■ DIRECTIONS FOR THIS TASK
Word for word, reproduce every record in the listing below.

■ SOURCE DATA
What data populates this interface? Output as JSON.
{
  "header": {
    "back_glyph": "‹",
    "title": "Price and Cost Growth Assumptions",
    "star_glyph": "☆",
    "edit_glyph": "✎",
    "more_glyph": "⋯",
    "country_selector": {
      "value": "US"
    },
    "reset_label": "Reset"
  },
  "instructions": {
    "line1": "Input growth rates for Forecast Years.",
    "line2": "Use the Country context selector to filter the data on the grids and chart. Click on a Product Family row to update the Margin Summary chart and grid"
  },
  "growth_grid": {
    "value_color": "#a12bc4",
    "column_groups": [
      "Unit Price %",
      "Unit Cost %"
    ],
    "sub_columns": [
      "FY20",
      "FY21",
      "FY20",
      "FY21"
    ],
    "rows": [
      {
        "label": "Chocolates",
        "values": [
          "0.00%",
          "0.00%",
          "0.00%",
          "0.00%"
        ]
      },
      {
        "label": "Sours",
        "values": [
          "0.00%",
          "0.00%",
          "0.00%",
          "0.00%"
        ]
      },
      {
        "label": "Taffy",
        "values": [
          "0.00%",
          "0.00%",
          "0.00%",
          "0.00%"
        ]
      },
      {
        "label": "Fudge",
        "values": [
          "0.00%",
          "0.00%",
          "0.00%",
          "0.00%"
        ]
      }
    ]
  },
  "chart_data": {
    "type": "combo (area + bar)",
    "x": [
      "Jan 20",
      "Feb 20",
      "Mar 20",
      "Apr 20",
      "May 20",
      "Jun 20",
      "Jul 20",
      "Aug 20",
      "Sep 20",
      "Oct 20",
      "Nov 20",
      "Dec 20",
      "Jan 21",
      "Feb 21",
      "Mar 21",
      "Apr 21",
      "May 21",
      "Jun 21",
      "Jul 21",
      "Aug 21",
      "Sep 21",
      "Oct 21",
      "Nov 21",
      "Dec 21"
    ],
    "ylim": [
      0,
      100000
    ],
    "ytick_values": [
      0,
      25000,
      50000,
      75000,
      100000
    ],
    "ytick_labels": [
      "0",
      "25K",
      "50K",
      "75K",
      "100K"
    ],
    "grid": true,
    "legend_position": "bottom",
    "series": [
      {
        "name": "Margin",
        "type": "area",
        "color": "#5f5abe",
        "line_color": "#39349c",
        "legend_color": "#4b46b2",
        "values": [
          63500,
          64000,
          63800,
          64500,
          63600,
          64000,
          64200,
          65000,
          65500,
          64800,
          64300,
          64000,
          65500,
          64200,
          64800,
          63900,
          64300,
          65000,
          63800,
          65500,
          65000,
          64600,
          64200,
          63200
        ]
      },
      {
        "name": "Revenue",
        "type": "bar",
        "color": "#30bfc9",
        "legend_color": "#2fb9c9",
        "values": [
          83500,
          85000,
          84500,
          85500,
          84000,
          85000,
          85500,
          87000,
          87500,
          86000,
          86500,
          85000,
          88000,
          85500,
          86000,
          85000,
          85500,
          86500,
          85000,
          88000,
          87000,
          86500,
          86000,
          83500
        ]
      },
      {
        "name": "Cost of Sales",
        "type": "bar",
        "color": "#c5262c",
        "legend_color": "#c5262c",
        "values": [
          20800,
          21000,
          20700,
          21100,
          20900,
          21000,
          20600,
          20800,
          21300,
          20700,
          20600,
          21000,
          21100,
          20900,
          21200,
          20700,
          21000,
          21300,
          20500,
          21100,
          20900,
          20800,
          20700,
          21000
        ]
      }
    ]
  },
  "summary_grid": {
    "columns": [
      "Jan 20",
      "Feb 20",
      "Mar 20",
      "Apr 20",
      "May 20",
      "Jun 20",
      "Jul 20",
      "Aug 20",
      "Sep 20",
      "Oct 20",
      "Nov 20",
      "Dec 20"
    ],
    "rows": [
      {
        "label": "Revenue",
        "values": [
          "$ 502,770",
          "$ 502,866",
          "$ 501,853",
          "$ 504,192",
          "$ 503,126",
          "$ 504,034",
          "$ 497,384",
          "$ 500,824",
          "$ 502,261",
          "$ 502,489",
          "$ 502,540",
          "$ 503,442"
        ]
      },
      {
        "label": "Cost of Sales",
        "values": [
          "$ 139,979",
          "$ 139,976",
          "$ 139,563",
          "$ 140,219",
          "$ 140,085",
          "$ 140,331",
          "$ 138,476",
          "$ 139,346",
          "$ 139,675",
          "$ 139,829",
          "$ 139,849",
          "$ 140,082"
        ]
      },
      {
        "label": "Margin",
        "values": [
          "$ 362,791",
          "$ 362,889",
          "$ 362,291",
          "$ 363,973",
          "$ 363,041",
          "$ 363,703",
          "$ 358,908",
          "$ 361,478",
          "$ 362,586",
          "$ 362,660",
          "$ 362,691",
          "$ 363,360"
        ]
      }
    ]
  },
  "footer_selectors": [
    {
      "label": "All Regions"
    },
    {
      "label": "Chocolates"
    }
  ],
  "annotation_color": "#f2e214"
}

■ EXERCISE OUTPUT
What data populates this interface? Output as JSON.
{
  "header": {
    "back_glyph": "‹",
    "title": "Price and Cost Growth Assumptions",
    "star_glyph": "☆",
    "edit_glyph": "✎",
    "more_glyph": "⋯",
    "country_selector": {
      "value": "US"
    },
    "reset_label": "Reset"
  },
  "instructions": {
    "line1": "Input growth rates for Forecast Years.",
    "line2": "Use the Country context selector to filter the data on the grids and chart. Click on a Product Family row to update the Margin Summary chart and grid"
  },
  "growth_grid": {
    "value_color": "#a12bc4",
    "column_groups": [
      "Unit Price %",
      "Unit Cost %"
    ],
    "sub_columns": [
      "FY20",
      "FY21",
      "FY20",
      "FY21"
    ],
    "rows": [
      {
        "label": "Chocolates",
        "values": [
          "0.00%",
          "0.00%",
          "0.00%",
          "0.00%"
        ]
      },
      {
        "label": "Sours",
        "values": [
          "0.00%",
          "0.00%",
          "0.00%",
          "0.00%"
        ]
      },
      {
        "label": "Taffy",
        "values": [
          "0.00%",
          "0.00%",
          "0.00%",
          "0.00%"
        ]
      },
      {
        "label": "Fudge",
        "values": [
          "0.00%",
          "0.00%",
          "0.00%",
          "0.00%"
        ]
      }
    ]
  },
  "chart_data": {
    "type": "combo (area + bar)",
    "x": [
      "Jan 20",
      "Feb 20",
      "Mar 20",
      "Apr 20",
      "May 20",
      "Jun 20",
      "Jul 20",
      "Aug 20",
      "Sep 20",
      "Oct 20",
      "Nov 20",
      "Dec 20",
      "Jan 21",
      "Feb 21",
      "Mar 21",
      "Apr 21",
      "May 21",
      "Jun 21",
      "Jul 21",
      "Aug 21",
      "Sep 21",
      "Oct 21",
      "Nov 21",
      "Dec 21"
    ],
    "ylim": [
      0,
      100000
    ],
    "ytick_values": [
      0,
      25000,
      50000,
      75000,
      100000
    ],
    "ytick_labels": [
      "0",
      "25K",
      "50K",
      "75K",
      "100K"
    ],
    "grid": true,
    "legend_position": "bottom",
    "series": [
      {
        "name": "Margin",
        "type": "area",
        "color": "#5f5abe",
        "line_color": "#39349c",
        "legend_color": "#4b46b2",
        "values": [
          63500,
          64000,
          63800,
          64500,
          63600,
          64000,
          64200,
          65000,
          65500,
          64800,
          64300,
          64000,
          65500,
          64200,
          64800,
          63900,
          64300,
          65000,
          63800,
          65500,
          65000,
          64600,
          64200,
          63200
        ]
      },
      {
        "name": "Revenue",
        "type": "bar",
        "color": "#30bfc9",
        "legend_color": "#2fb9c9",
        "values": [
          83500,
          85000,
          84500,
          85500,
          84000,
          85000,
          85500,
          87000,
          87500,
          86000,
          86500,
          85000,
          88000,
          85500,
          86000,
          85000,
          85500,
          86500,
          85000,
          88000,
          87000,
          86500,
          86000,
          83500
        ]
      },
      {
        "name": "Cost of Sales",
        "type": "bar",
        "color": "#c5262c",
        "legend_color": "#c5262c",
        "values": [
          20800,
          21000,
          20700,
          21100,
          20900,
          21000,
          20600,
          20800,
          21300,
          20700,
          20600,
          21000,
          21100,
          20900,
          21200,
          20700,
          21000,
          21300,
          20500,
          21100,
          20900,
          20800,
          20700,
          21000
        ]
      }
    ]
  },
  "summary_grid": {
    "columns": [
      "Jan 20",
      "Feb 20",
      "Mar 20",
      "Apr 20",
      "May 20",
      "Jun 20",
      "Jul 20",
      "Aug 20",
      "Sep 20",
      "Oct 20",
      "Nov 20",
      "Dec 20"
    ],
    "rows": [
      {
        "label": "Revenue",
        "values": [
          "$ 502,770",
          "$ 502,866",
          "$ 501,853",
          "$ 504,192",
          "$ 503,126",
          "$ 504,034",
          "$ 497,384",
          "$ 500,824",
          "$ 502,261",
          "$ 502,489",
          "$ 502,540",
          "$ 503,442"
        ]
      },
      {
        "label": "Cost of Sales",
        "values": [
          "$ 139,979",
          "$ 139,976",
          "$ 139,563",
          "$ 140,219",
          "$ 140,085",
          "$ 140,331",
          "$ 138,476",
          "$ 139,346",
          "$ 139,675",
          "$ 139,829",
          "$ 139,849",
          "$ 140,082"
        ]
      },
      {
        "label": "Margin",
        "values": [
          "$ 362,791",
          "$ 362,889",
          "$ 362,291",
          "$ 363,973",
          "$ 363,041",
          "$ 363,703",
          "$ 358,908",
          "$ 361,478",
          "$ 362,586",
          "$ 362,660",
          "$ 362,691",
          "$ 363,360"
        ]
      }
    ]
  },
  "footer_selectors": [
    {
      "label": "All Regions"
    },
    {
      "label": "Chocolates"
    }
  ],
  "annotation_color": "#f2e214"
}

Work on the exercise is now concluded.